independent testing laboratory.
there is fire or smoke, get out immediately and go to the
designated meeting place. But if you are trapped by fire or
smoke, have your TTY/TTD device or other alerting system close
to the bed so that communication with emergency personnel is
possible should fire or smoke trap you in your room.
with a 10-year lithium batteries eliminate the problem of having
to change batteries. The batteries are designed to
last the life of an alarm. Ten-year battery alarms still need to
be tested in accordance with manufacturers' instructions at
least once a month.
that go off because of burnt toast, steam, or other
non-threatening sources can be a nuisance and can discourage
people from using smoke alarms. Use alarms with a silencing
feature that can be pressed to delay the alarm for a short
period time. If the smoke does not clear in a certain amount of
time, the alarm will sound again.
smoke alarms on every level of your home and outside each
separate sleeping area. If you sleep with bedroom doors closed,
have a qualified electrician install interconnected smoke alarms
in each room so when one sounds, they all sound. Install a
new battery in all conventional alarms at least once a year. Test
your alarm at least once a month, following the manufacturer's
everyone in your home and make a home escape plan, making
provisions for anyone who has a disability. Practice your plan
at least twice a year.
Home Should Have at Least One Working Smoke Alarm
a smoke alarm at any hardware or discount store. It's
inexpensive protection for you and your family. Install a
smoke alarm on every level of your home. A working smoke alarm
can double your chances of survival. Test it monthly, keep it
free of dust and replace the battery at least once a year.
Smoke alarms themselves should be replaced after ten years of
service, or as recommended by the manufacturer.
Home Should Have at Least One Working Carbon Monoxide Alarm
year in America, carbon monoxide poisoning claims
approximately 480 lives and sends another 15,200 people to
hospital emergency rooms for treatment.1 USFA would
like you to know that there are simple steps you can take to
protect yourself from deadly carbon monoxide fumes. Please
read and follow the safety tips contained in the factsheets on
overload circuits or extension cords. Do not place cords and
wires under rugs, over nails or in high traffic areas.

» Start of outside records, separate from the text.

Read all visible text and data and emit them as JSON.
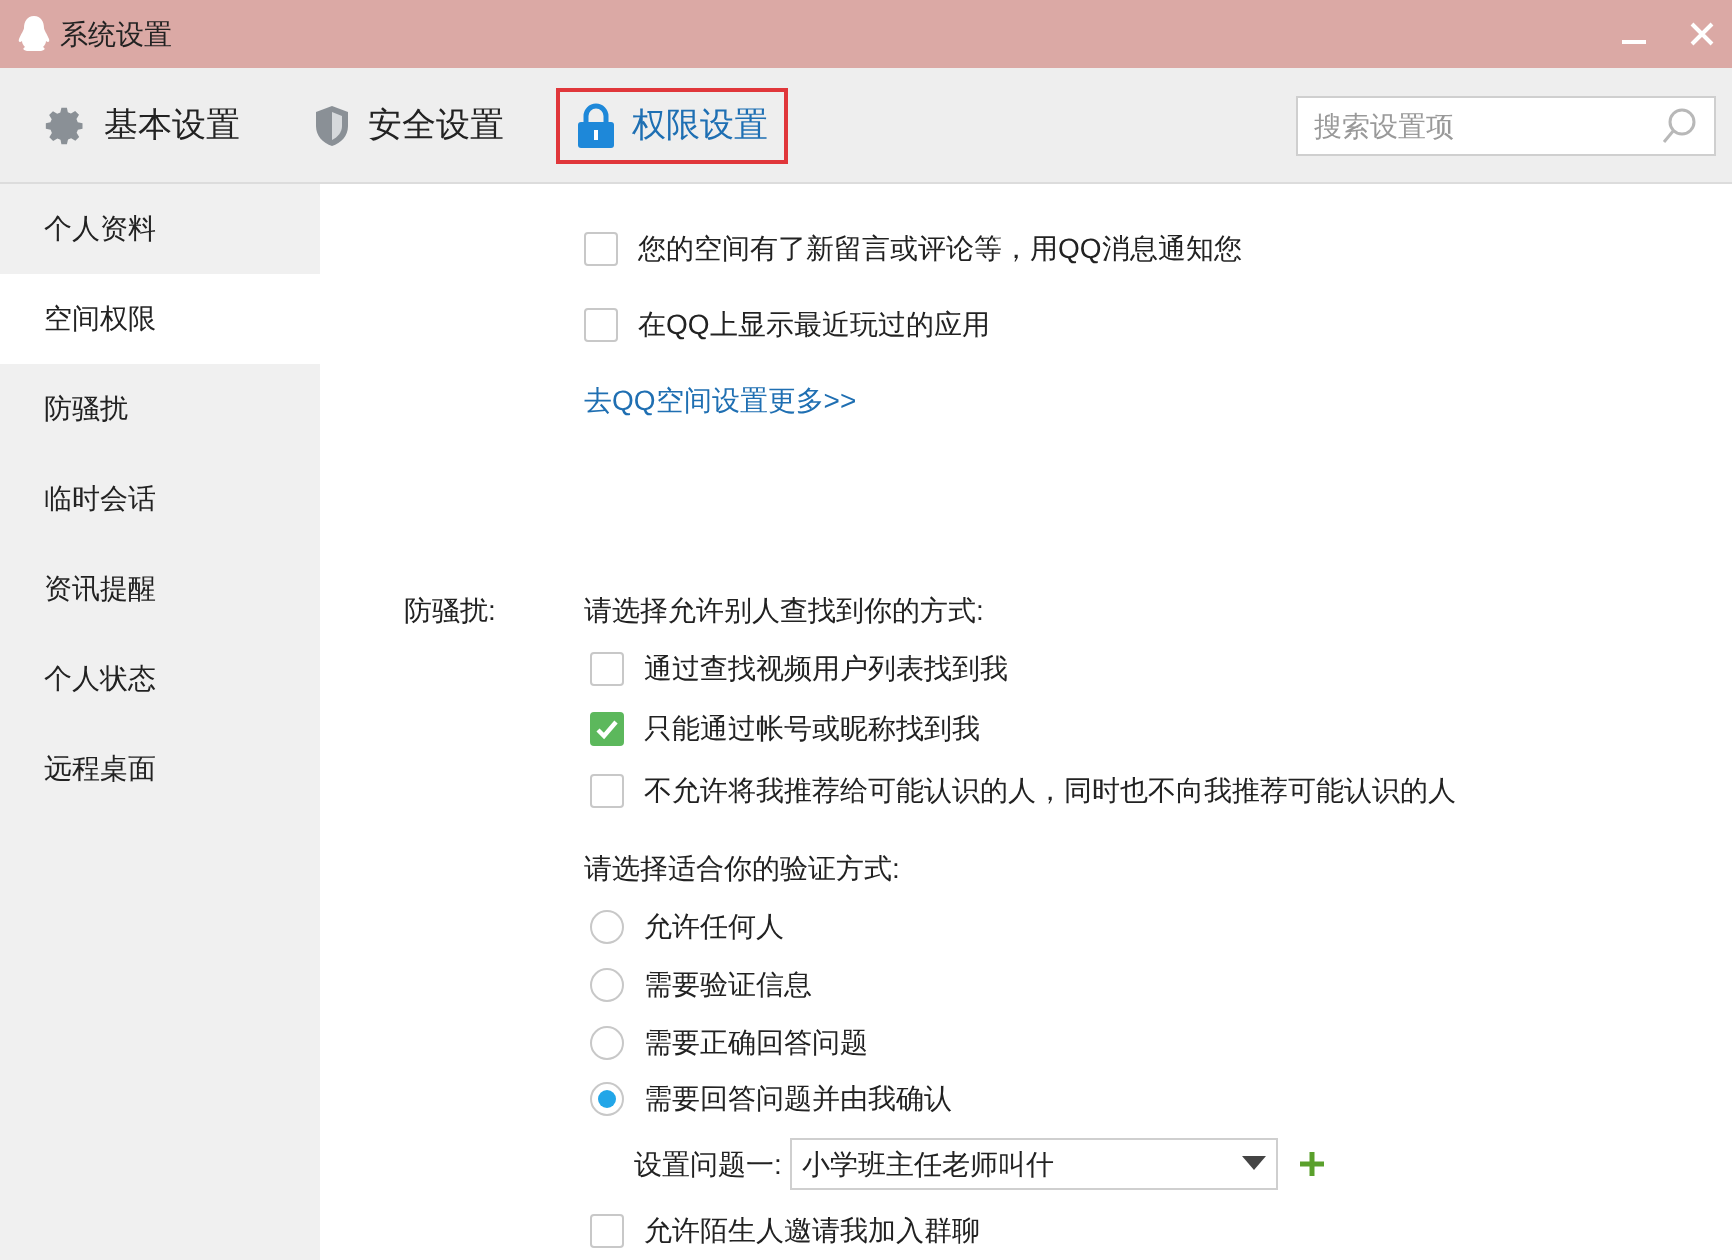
{
  "window": {
    "title": "系统设置"
  },
  "tabs": [
    {
      "label": "基本设置",
      "kind": "gear",
      "selected": false
    },
    {
      "label": "安全设置",
      "kind": "shield",
      "selected": false
    },
    {
      "label": "权限设置",
      "kind": "lock",
      "selected": true
    }
  ],
  "search": {
    "placeholder": "搜索设置项"
  },
  "sidebar": {
    "items": [
      {
        "label": "个人资料",
        "selected": false
      },
      {
        "label": "空间权限",
        "selected": true
      },
      {
        "label": "防骚扰",
        "selected": false
      },
      {
        "label": "临时会话",
        "selected": false
      },
      {
        "label": "资讯提醒",
        "selected": false
      },
      {
        "label": "个人状态",
        "selected": false
      },
      {
        "label": "远程桌面",
        "selected": false
      }
    ]
  },
  "space_options": [
    {
      "label": "您的空间有了新留言或评论等，用QQ消息通知您",
      "checked": false
    },
    {
      "label": "在QQ上显示最近玩过的应用",
      "checked": false
    }
  ],
  "space_link": "去QQ空间设置更多>>",
  "anti_harass": {
    "label": "防骚扰:",
    "find_heading": "请选择允许别人查找到你的方式:",
    "find_options": [
      {
        "label": "通过查找视频用户列表找到我",
        "checked": false
      },
      {
        "label": "只能通过帐号或昵称找到我",
        "checked": true
      },
      {
        "label": "不允许将我推荐给可能认识的人，同时也不向我推荐可能认识的人",
        "checked": false
      }
    ],
    "verify_heading": "请选择适合你的验证方式:",
    "verify_options": [
      {
        "label": "允许任何人",
        "selected": false
      },
      {
        "label": "需要验证信息",
        "selected": false
      },
      {
        "label": "需要正确回答问题",
        "selected": false
      },
      {
        "label": "需要回答问题并由我确认",
        "selected": true
      }
    ],
    "question_label": "设置问题一:",
    "question_value": "小学班主任老师叫什",
    "extra_options": [
      {
        "label": "允许陌生人邀请我加入群聊",
        "checked": false
      }
    ]
  }
}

Immediately shut off and unplug appliances that sputter, spark
or emit an unusual smell. Have them professionally repaired or

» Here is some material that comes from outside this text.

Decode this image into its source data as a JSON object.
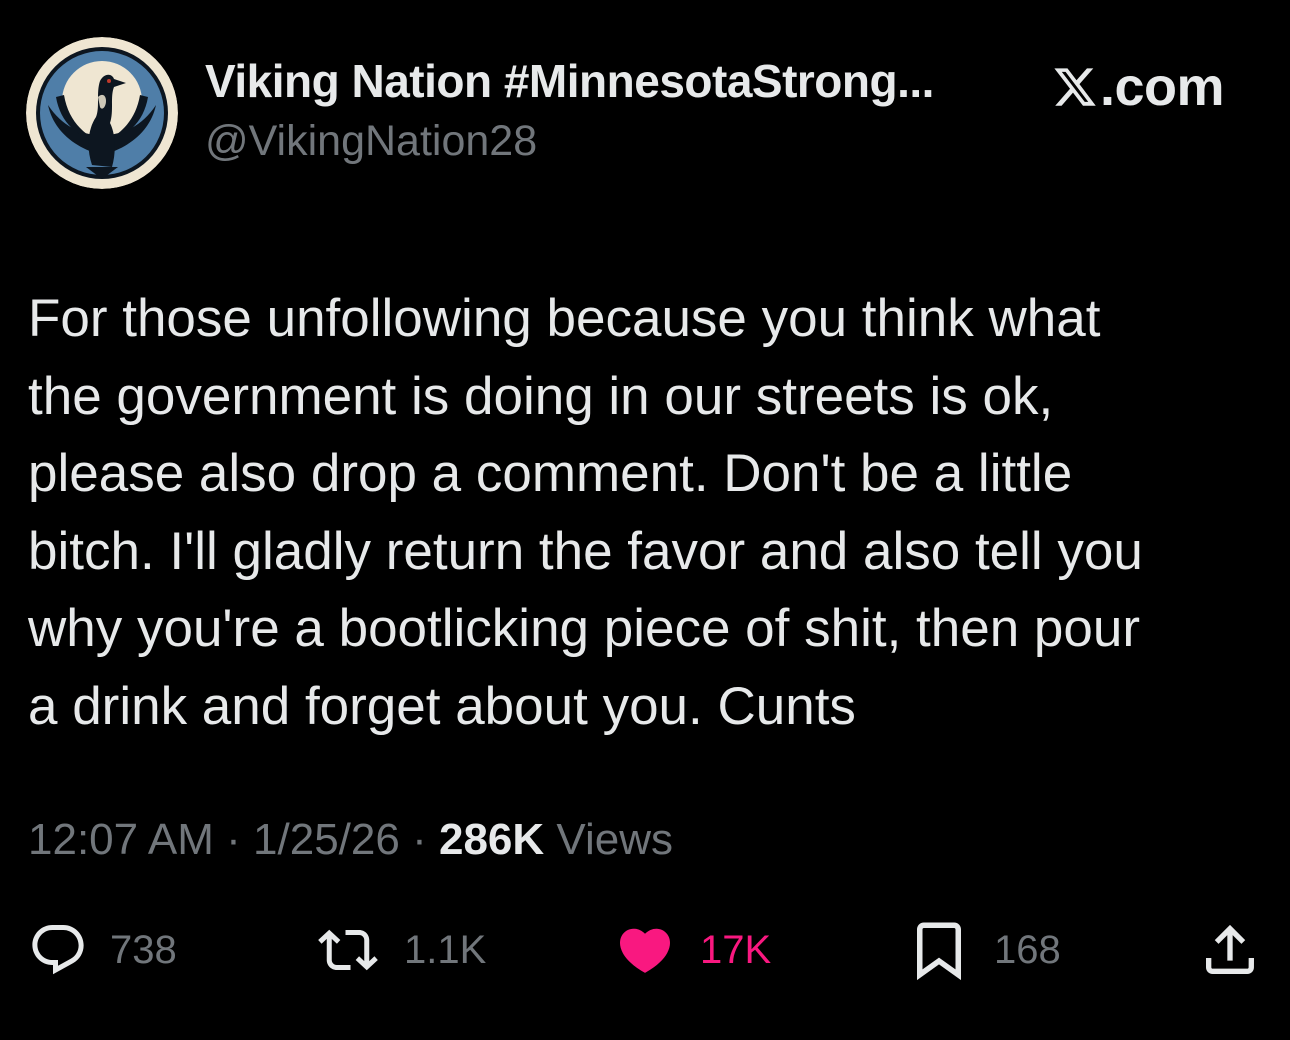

using appliances follow the manufacturer's safety precautions.
Overheating, unusual smells, shorts and sparks are all warning

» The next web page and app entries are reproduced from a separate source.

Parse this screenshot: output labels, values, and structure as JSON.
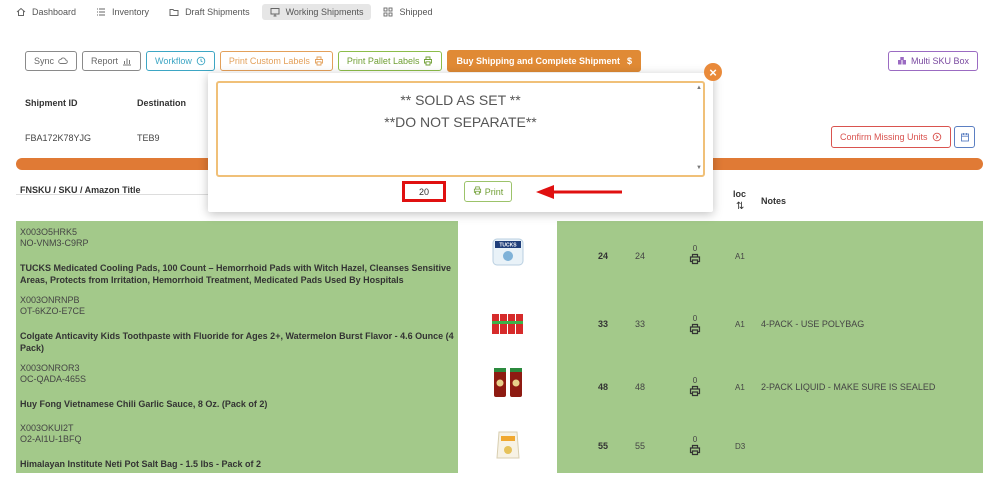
{
  "nav": {
    "items": [
      {
        "label": "Dashboard",
        "icon": "home-icon"
      },
      {
        "label": "Inventory",
        "icon": "list-icon"
      },
      {
        "label": "Draft Shipments",
        "icon": "folder-icon"
      },
      {
        "label": "Working Shipments",
        "icon": "monitor-icon",
        "active": true
      },
      {
        "label": "Shipped",
        "icon": "grid-icon"
      }
    ]
  },
  "toolbar": {
    "sync": "Sync",
    "report": "Report",
    "workflow": "Workflow",
    "print_custom": "Print Custom Labels",
    "print_pallet": "Print Pallet Labels",
    "buy_shipping": "Buy Shipping and Complete Shipment",
    "buy_icon": "$",
    "multi_sku": "Multi SKU Box"
  },
  "shipment": {
    "id_label": "Shipment ID",
    "dest_label": "Destination",
    "id_value": "FBA172K78YJG",
    "dest_value": "TEB9",
    "confirm_missing": "Confirm Missing Units"
  },
  "table": {
    "col_item": "FNSKU / SKU / Amazon Title",
    "col_loc": "loc",
    "col_notes": "Notes",
    "rows": [
      {
        "fnsku": "X003O5HRK5",
        "sku": "NO-VNM3-C9RP",
        "title": "TUCKS Medicated Cooling Pads, 100 Count – Hemorrhoid Pads with Witch Hazel, Cleanses Sensitive Areas, Protects from Irritation, Hemorrhoid Treatment, Medicated Pads Used By Hospitals",
        "qty": "24",
        "qty2": "24",
        "print_count": "0",
        "loc": "A1",
        "note": ""
      },
      {
        "fnsku": "X003ONRNPB",
        "sku": "OT-6KZO-E7CE",
        "title": "Colgate Anticavity Kids Toothpaste with Fluoride for Ages 2+, Watermelon Burst Flavor - 4.6 Ounce (4 Pack)",
        "qty": "33",
        "qty2": "33",
        "print_count": "0",
        "loc": "A1",
        "note": "4-PACK - USE POLYBAG"
      },
      {
        "fnsku": "X003ONROR3",
        "sku": "OC-QADA-465S",
        "title": "Huy Fong Vietnamese Chili Garlic Sauce, 8 Oz. (Pack of 2)",
        "qty": "48",
        "qty2": "48",
        "print_count": "0",
        "loc": "A1",
        "note": "2-PACK LIQUID - MAKE SURE IS SEALED"
      },
      {
        "fnsku": "X003OKUI2T",
        "sku": "O2-AI1U-1BFQ",
        "title": "Himalayan Institute Neti Pot Salt Bag - 1.5 lbs - Pack of 2",
        "qty": "55",
        "qty2": "55",
        "print_count": "0",
        "loc": "D3",
        "note": ""
      }
    ]
  },
  "modal": {
    "text": "** SOLD AS SET **\n**DO NOT SEPARATE**",
    "quantity": "20",
    "print": "Print",
    "close": "×"
  },
  "colors": {
    "row_green": "#a3c98a",
    "accent_orange": "#e08a35",
    "highlight_red": "#e01010"
  }
}
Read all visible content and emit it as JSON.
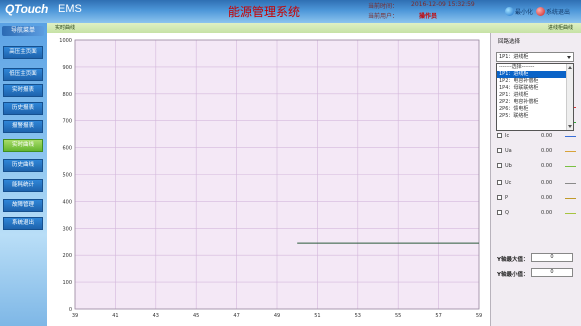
{
  "header": {
    "logo": "QTouch",
    "ems": "EMS",
    "title": "能源管理系统",
    "time_label": "当前时间：",
    "time_value": "2016-12-09 15:32:59",
    "user_label": "当前用户：",
    "user_value": "操作员",
    "minimize_label": "最小化",
    "quit_label": "系统退出"
  },
  "nav": {
    "title": "导航菜单",
    "items": [
      "高压主页面",
      "低压主页面",
      "实时报表",
      "历史报表",
      "报警报表",
      "实时曲线",
      "历史曲线",
      "能耗统计",
      "故障管理",
      "系统退出"
    ],
    "active_index": 5
  },
  "tabs": {
    "realtime": "实时曲线",
    "energy": "进线柜曲线"
  },
  "panel": {
    "section_title": "回路选择",
    "selected": "1P1：进线柜",
    "options": [
      "-------选择-------",
      "1P1：进线柜",
      "1P2：电容补偿柜",
      "1P4：母联联络柜",
      "2P1：进线柜",
      "2P2：电容补偿柜",
      "2P6：馈电柜",
      "2P5：联络柜"
    ],
    "highlight_index": 1,
    "params": [
      {
        "name": "Ia",
        "value": "0.00",
        "color": "#d83a3a"
      },
      {
        "name": "Ib",
        "value": "0.00",
        "color": "#31a33a"
      },
      {
        "name": "Ic",
        "value": "0.00",
        "color": "#3a6fd8"
      },
      {
        "name": "Ua",
        "value": "0.00",
        "color": "#d8a33a"
      },
      {
        "name": "Ub",
        "value": "0.00",
        "color": "#7ac043"
      },
      {
        "name": "Uc",
        "value": "0.00",
        "color": "#8a8a8a"
      },
      {
        "name": "P",
        "value": "0.00",
        "color": "#c09a2a"
      },
      {
        "name": "Q",
        "value": "0.00",
        "color": "#a7c441"
      }
    ],
    "y_max_label": "Y轴最大值：",
    "y_max_value": "0",
    "y_min_label": "Y轴最小值：",
    "y_min_value": "0"
  },
  "chart_data": {
    "type": "line",
    "title": "",
    "xlabel": "",
    "ylabel": "",
    "xlim": [
      39,
      59
    ],
    "ylim": [
      0,
      1000
    ],
    "x_ticks": [
      39,
      41,
      43,
      45,
      47,
      49,
      51,
      53,
      55,
      57,
      59
    ],
    "y_ticks": [
      0,
      100,
      200,
      300,
      400,
      500,
      600,
      700,
      800,
      900,
      1000
    ],
    "grid": true,
    "series": [
      {
        "color": "#2a5a3a",
        "x": [
          50.0,
          59
        ],
        "y": [
          245,
          245
        ]
      }
    ]
  }
}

signs that appliances need to be shut off, then replaced or
repaired. Unplug appliances when not in use. Use safety caps
to cover all unused outlets, especially if there are small
children in the home.
heaters need their space. Keep anything combustible at
least three feet away.
fire in the fireplace. Use fire screens and have your
chimney cleaned annually. The creosote buildup can ignite
a chimney fire that could easily spread.
heaters should be used only where approved by authorities.
Never use gasoline or camp-stove fuel. Refuel outside and
only after the heater has cooled.
Home Fire Safety Sprinklers
home fire sprinklers are used with working smoke alarms, your
chances of surviving a fire are greatly increased. Sprinklers
are affordable - they can increase property value and lower
an escape plan from every room in the house. Caution everyone
to stay low to the floor when escaping from fire and never to
open doors that are hot. Select a location where everyone can
meet after escaping the house. Get out then call for help.
under five are naturally curious about fire. Many play with
matches and lighters. Tragically, children set over 20,000
house fires every year. Take the mystery out of fire play by
teaching your children that fire is a tool, not a toy.
for Older People
year over 1,200 senior citizens die in fires. Many of these
fire deaths could have been prevented. Seniors are especially
vulnerable because many live alone and can't respond quickly.
More Information Contact:
United States Fire Administration
National Fire Programs Division
16825 South Seton Avenue
Emmitsburg, MD 21727
visit the USFA Web site: www.usfa.fema.gov
Information for this fact sheet was provided by the Consumer
Product Safety Commission.